D. Is research in new technology-mediated pedagogies sensitive to non-normative visions of use? Drawing from this reading, as well as the Hear&There example, how might the introduction of AR in the classroom challenge existing paradigms in human-computer interaction? What lessons can we learn about inclusive and accessible design from these two articles that might enhance our understanding of roles new technology and new media can play in education?
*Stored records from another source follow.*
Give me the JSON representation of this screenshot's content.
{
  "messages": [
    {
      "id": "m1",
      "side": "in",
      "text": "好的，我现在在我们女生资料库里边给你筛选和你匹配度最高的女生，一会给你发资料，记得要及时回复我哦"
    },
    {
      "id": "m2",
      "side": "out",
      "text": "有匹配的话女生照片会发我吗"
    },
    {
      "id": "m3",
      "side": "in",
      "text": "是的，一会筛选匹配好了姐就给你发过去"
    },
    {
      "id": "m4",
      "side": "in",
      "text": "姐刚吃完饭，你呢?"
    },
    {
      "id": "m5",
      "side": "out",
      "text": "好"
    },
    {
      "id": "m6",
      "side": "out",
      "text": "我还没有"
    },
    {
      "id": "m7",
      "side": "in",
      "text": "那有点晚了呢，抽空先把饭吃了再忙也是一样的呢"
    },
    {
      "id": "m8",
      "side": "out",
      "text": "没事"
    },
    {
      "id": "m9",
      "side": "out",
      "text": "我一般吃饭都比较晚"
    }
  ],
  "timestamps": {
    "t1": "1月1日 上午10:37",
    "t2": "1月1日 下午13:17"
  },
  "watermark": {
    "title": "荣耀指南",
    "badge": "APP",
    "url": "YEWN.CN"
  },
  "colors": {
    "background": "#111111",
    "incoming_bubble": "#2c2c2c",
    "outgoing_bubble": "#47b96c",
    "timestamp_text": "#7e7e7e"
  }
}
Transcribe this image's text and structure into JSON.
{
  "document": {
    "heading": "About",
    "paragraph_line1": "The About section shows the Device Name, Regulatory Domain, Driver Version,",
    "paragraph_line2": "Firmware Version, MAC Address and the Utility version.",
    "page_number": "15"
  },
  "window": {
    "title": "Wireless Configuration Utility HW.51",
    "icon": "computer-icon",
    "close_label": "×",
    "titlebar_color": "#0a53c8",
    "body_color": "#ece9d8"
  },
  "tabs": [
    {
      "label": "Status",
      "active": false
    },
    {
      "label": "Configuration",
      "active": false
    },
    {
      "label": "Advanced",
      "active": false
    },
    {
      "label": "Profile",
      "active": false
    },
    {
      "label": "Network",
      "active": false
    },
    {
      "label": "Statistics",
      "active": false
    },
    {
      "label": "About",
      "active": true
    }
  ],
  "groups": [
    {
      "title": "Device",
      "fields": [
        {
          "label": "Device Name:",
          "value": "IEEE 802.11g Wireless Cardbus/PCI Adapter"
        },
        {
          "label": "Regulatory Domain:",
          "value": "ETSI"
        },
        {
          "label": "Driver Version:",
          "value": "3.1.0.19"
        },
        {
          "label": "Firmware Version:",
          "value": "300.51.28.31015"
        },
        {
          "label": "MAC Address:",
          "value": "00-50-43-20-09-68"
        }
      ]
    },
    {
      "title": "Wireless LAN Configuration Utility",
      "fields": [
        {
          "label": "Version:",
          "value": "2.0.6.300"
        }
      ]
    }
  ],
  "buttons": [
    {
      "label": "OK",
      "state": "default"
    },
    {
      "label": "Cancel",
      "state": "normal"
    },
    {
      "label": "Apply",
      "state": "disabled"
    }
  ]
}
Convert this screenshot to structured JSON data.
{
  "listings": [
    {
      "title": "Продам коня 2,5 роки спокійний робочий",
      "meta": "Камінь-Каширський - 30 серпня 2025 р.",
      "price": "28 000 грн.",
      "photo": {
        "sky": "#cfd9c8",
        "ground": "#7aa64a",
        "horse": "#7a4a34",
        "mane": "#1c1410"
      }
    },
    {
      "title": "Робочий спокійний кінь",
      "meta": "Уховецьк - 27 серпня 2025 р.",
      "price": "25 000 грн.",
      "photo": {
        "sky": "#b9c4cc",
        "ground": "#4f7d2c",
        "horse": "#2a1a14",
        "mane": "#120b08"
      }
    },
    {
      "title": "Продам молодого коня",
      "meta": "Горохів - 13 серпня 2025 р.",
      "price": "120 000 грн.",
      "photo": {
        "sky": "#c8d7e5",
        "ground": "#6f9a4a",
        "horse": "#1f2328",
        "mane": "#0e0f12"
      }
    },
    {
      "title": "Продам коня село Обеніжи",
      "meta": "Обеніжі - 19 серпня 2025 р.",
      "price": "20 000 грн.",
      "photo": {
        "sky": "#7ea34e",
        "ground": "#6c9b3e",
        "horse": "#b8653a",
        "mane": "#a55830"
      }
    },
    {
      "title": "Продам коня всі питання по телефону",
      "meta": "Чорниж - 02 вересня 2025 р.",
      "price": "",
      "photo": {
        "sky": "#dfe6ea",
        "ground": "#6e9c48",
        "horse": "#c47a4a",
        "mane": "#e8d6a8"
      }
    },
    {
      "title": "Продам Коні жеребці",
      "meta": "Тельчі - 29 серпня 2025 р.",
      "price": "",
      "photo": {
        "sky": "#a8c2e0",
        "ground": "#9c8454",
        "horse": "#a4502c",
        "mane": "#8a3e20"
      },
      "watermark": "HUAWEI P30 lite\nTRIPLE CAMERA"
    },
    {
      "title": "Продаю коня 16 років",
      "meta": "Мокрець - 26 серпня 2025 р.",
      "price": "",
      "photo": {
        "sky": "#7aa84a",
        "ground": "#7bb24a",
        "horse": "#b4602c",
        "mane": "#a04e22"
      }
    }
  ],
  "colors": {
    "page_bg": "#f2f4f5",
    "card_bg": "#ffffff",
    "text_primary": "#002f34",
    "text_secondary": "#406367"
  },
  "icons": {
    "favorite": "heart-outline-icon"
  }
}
- Wow - big and complex questions that I don't think I can fully answer with a lot of knowledge. I believe, as with all new technology, there needs to be open-mindedness on the part of teachers as to how these technologies can enhance the classroom experience. With respect to this article the idea that AR can help to ensure inclusiveness, I believe is critical. I fear that too often class may come across static and it looks as though AR can make it more dynamic, which should allow students who need to 'see' concepts in a more interactive way feel that success can be their. However, I do wonder if there would be a large learning curve both teachers and students? Also, how would AR change the role of the teacher in the classroom (similar to the question that came up during the layered system classes)? In the end, I believe with the advent of smartphones and AR technology becoming more accessible, teaching and learning will need to change. I have to admit I did like the idea of making 3D more 'real' for students, although I would love to find some apps that works with 3D and calculus. Trying to show volume of revolution around the axes is truly challenging on the 2D surface and creating my own in GeoSketchpad takes a lot of time ?.(LM)
That learning curve is critical for the adoption of any of these technologies; as you know LM, integrating the "simplest" of laptops into a school is a long and arduous process with lots of passive and active resistance from all stakeholders. And unless the hardware/software/network works flawlessly there is a big reluctance to switch from "always on" paper. While I'm not sure teaching is going to change, the classroom environment should become more open to those with different needs – which is great! (Cal)
4) A common goal of AR is to provide "access to relevant information for making decisions". Please view the following talks for a nice introduction and one solution to this idea:
It will be probably be worthwhile to visit the SixthSense project site to explore some visions of its implementation.